**REQUIRED WORK:** What lines of the material hold the string "heading"? Pull each of them out.

○ ○ ○

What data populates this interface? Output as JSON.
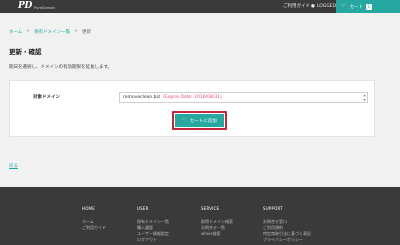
{
  "header": {
    "logo_mark": "PD",
    "logo_text": "PureDomain",
    "guide_label": "ご利用ガイド",
    "user_label": "LOGGED",
    "cart_label": "カート",
    "cart_count": "1",
    "colors": {
      "bar": "#3a3a3a",
      "accent": "#26a7a0"
    }
  },
  "breadcrumb": [
    "ホーム",
    "保有ドメイン一覧",
    "更新"
  ],
  "page": {
    "title": "更新・確認",
    "description": "期日を選択し、ドメインの有効期限を延長します。"
  },
  "form": {
    "field_label": "対象ドメイン",
    "domain_name": "removeclean.biz",
    "expire_text": "(Expire Date: 2016/08/31)",
    "cart_button": "カートに追加",
    "highlight_color": "#c0283a"
  },
  "back_link": "戻る",
  "footer": {
    "columns": [
      {
        "heading": "HOME",
        "items": [
          "ホーム",
          "ご利用ガイド"
        ]
      },
      {
        "heading": "USER",
        "items": [
          "保有ドメイン一覧",
          "購入履歴",
          "ユーザー情報設定",
          "ログアウト"
        ]
      },
      {
        "heading": "SERVICE",
        "items": [
          "取得ドメイン検索",
          "お問合せ一覧",
          "whois検索"
        ]
      },
      {
        "heading": "SUPPORT",
        "items": [
          "お問合せ窓口",
          "ご利用規約",
          "特定商取引法に基づく表記",
          "プライバシーポリシー"
        ]
      }
    ]
  }
}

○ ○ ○

**ANSWER AREA:**
        "heading": "HOME",
        "heading": "USER",
        "heading": "SERVICE",
        "heading": "SUPPORT",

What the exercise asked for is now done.